These entries are to be retyped in full, word for word.
[Opening Data listing section]
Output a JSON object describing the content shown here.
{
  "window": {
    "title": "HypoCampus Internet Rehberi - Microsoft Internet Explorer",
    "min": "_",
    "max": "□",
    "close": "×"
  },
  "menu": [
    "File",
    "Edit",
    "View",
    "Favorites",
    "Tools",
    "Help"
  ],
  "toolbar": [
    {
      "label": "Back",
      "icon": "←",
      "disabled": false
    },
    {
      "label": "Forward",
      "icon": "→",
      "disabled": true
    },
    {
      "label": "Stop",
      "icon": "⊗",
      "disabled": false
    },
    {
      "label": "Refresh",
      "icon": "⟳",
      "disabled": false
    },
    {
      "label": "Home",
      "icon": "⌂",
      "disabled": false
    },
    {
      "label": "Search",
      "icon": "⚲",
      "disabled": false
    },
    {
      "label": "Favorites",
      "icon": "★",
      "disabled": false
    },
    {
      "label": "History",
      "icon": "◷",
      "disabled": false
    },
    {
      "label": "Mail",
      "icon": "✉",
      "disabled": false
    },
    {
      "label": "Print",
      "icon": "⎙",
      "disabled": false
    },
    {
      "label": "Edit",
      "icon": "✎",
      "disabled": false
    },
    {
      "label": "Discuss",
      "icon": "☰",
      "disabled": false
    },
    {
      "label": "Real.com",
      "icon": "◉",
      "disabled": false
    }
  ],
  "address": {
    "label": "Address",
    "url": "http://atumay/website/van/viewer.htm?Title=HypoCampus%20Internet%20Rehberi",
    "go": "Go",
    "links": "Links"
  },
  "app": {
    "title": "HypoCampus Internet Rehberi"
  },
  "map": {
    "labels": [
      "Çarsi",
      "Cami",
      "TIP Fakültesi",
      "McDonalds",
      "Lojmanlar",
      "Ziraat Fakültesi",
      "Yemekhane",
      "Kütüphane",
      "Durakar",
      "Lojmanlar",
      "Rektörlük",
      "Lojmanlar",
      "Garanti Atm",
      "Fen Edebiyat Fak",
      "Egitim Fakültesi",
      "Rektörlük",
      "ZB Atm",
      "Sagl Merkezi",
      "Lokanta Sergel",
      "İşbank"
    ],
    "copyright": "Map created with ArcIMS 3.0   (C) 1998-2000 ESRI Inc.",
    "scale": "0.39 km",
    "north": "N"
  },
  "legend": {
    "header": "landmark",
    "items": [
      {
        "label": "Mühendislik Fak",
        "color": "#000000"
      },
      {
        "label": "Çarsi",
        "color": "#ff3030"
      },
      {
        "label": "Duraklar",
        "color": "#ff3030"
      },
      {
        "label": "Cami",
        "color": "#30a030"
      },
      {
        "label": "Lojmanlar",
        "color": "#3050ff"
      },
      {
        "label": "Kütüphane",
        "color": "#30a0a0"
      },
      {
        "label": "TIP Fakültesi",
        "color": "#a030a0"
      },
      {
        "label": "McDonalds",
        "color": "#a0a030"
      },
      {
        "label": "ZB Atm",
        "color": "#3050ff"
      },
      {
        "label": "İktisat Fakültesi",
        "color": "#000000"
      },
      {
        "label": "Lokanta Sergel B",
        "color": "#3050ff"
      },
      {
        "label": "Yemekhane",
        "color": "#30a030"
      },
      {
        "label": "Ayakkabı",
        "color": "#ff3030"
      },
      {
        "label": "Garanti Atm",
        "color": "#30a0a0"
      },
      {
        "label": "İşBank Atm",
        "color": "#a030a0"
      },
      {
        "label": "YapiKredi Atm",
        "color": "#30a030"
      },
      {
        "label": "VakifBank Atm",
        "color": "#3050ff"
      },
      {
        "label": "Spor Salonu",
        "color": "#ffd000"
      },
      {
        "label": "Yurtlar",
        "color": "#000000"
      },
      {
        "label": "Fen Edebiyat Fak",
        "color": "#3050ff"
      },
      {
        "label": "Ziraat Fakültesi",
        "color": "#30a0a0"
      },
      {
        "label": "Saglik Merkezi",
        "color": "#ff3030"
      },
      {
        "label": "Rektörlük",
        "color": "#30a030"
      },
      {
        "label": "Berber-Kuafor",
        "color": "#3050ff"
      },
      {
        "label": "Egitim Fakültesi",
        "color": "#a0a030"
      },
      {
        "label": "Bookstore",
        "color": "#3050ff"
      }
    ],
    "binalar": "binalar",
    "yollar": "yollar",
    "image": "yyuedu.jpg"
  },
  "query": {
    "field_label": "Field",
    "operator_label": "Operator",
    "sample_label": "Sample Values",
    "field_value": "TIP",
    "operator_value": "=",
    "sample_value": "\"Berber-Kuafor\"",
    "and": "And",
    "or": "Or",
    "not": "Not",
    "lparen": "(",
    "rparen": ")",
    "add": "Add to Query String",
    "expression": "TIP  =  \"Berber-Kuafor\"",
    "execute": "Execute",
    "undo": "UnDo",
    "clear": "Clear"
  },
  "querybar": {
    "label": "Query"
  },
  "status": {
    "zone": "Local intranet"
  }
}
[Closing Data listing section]
| Reply to the task |
Output a JSON object describing the content shown here.
{
  "window": {
    "title": "HypoCampus Internet Rehberi - Microsoft Internet Explorer",
    "min": "_",
    "max": "□",
    "close": "×"
  },
  "menu": [
    "File",
    "Edit",
    "View",
    "Favorites",
    "Tools",
    "Help"
  ],
  "toolbar": [
    {
      "label": "Back",
      "icon": "←",
      "disabled": false
    },
    {
      "label": "Forward",
      "icon": "→",
      "disabled": true
    },
    {
      "label": "Stop",
      "icon": "⊗",
      "disabled": false
    },
    {
      "label": "Refresh",
      "icon": "⟳",
      "disabled": false
    },
    {
      "label": "Home",
      "icon": "⌂",
      "disabled": false
    },
    {
      "label": "Search",
      "icon": "⚲",
      "disabled": false
    },
    {
      "label": "Favorites",
      "icon": "★",
      "disabled": false
    },
    {
      "label": "History",
      "icon": "◷",
      "disabled": false
    },
    {
      "label": "Mail",
      "icon": "✉",
      "disabled": false
    },
    {
      "label": "Print",
      "icon": "⎙",
      "disabled": false
    },
    {
      "label": "Edit",
      "icon": "✎",
      "disabled": false
    },
    {
      "label": "Discuss",
      "icon": "☰",
      "disabled": false
    },
    {
      "label": "Real.com",
      "icon": "◉",
      "disabled": false
    }
  ],
  "address": {
    "label": "Address",
    "url": "http://atumay/website/van/viewer.htm?Title=HypoCampus%20Internet%20Rehberi",
    "go": "Go",
    "links": "Links"
  },
  "app": {
    "title": "HypoCampus Internet Rehberi"
  },
  "map": {
    "labels": [
      "Çarsi",
      "Cami",
      "TIP Fakültesi",
      "McDonalds",
      "Lojmanlar",
      "Ziraat Fakültesi",
      "Yemekhane",
      "Kütüphane",
      "Durakar",
      "Lojmanlar",
      "Rektörlük",
      "Lojmanlar",
      "Garanti Atm",
      "Fen Edebiyat Fak",
      "Egitim Fakültesi",
      "Rektörlük",
      "ZB Atm",
      "Sagl Merkezi",
      "Lokanta Sergel",
      "İşbank"
    ],
    "copyright": "Map created with ArcIMS 3.0   (C) 1998-2000 ESRI Inc.",
    "scale": "0.39 km",
    "north": "N"
  },
  "legend": {
    "header": "landmark",
    "items": [
      {
        "label": "Mühendislik Fak",
        "color": "#000000"
      },
      {
        "label": "Çarsi",
        "color": "#ff3030"
      },
      {
        "label": "Duraklar",
        "color": "#ff3030"
      },
      {
        "label": "Cami",
        "color": "#30a030"
      },
      {
        "label": "Lojmanlar",
        "color": "#3050ff"
      },
      {
        "label": "Kütüphane",
        "color": "#30a0a0"
      },
      {
        "label": "TIP Fakültesi",
        "color": "#a030a0"
      },
      {
        "label": "McDonalds",
        "color": "#a0a030"
      },
      {
        "label": "ZB Atm",
        "color": "#3050ff"
      },
      {
        "label": "İktisat Fakültesi",
        "color": "#000000"
      },
      {
        "label": "Lokanta Sergel B",
        "color": "#3050ff"
      },
      {
        "label": "Yemekhane",
        "color": "#30a030"
      },
      {
        "label": "Ayakkabı",
        "color": "#ff3030"
      },
      {
        "label": "Garanti Atm",
        "color": "#30a0a0"
      },
      {
        "label": "İşBank Atm",
        "color": "#a030a0"
      },
      {
        "label": "YapiKredi Atm",
        "color": "#30a030"
      },
      {
        "label": "VakifBank Atm",
        "color": "#3050ff"
      },
      {
        "label": "Spor Salonu",
        "color": "#ffd000"
      },
      {
        "label": "Yurtlar",
        "color": "#000000"
      },
      {
        "label": "Fen Edebiyat Fak",
        "color": "#3050ff"
      },
      {
        "label": "Ziraat Fakültesi",
        "color": "#30a0a0"
      },
      {
        "label": "Saglik Merkezi",
        "color": "#ff3030"
      },
      {
        "label": "Rektörlük",
        "color": "#30a030"
      },
      {
        "label": "Berber-Kuafor",
        "color": "#3050ff"
      },
      {
        "label": "Egitim Fakültesi",
        "color": "#a0a030"
      },
      {
        "label": "Bookstore",
        "color": "#3050ff"
      }
    ],
    "binalar": "binalar",
    "yollar": "yollar",
    "image": "yyuedu.jpg"
  },
  "query": {
    "field_label": "Field",
    "operator_label": "Operator",
    "sample_label": "Sample Values",
    "field_value": "TIP",
    "operator_value": "=",
    "sample_value": "\"Berber-Kuafor\"",
    "and": "And",
    "or": "Or",
    "not": "Not",
    "lparen": "(",
    "rparen": ")",
    "add": "Add to Query String",
    "expression": "TIP  =  \"Berber-Kuafor\"",
    "execute": "Execute",
    "undo": "UnDo",
    "clear": "Clear"
  },
  "querybar": {
    "label": "Query"
  },
  "status": {
    "zone": "Local intranet"
  }
}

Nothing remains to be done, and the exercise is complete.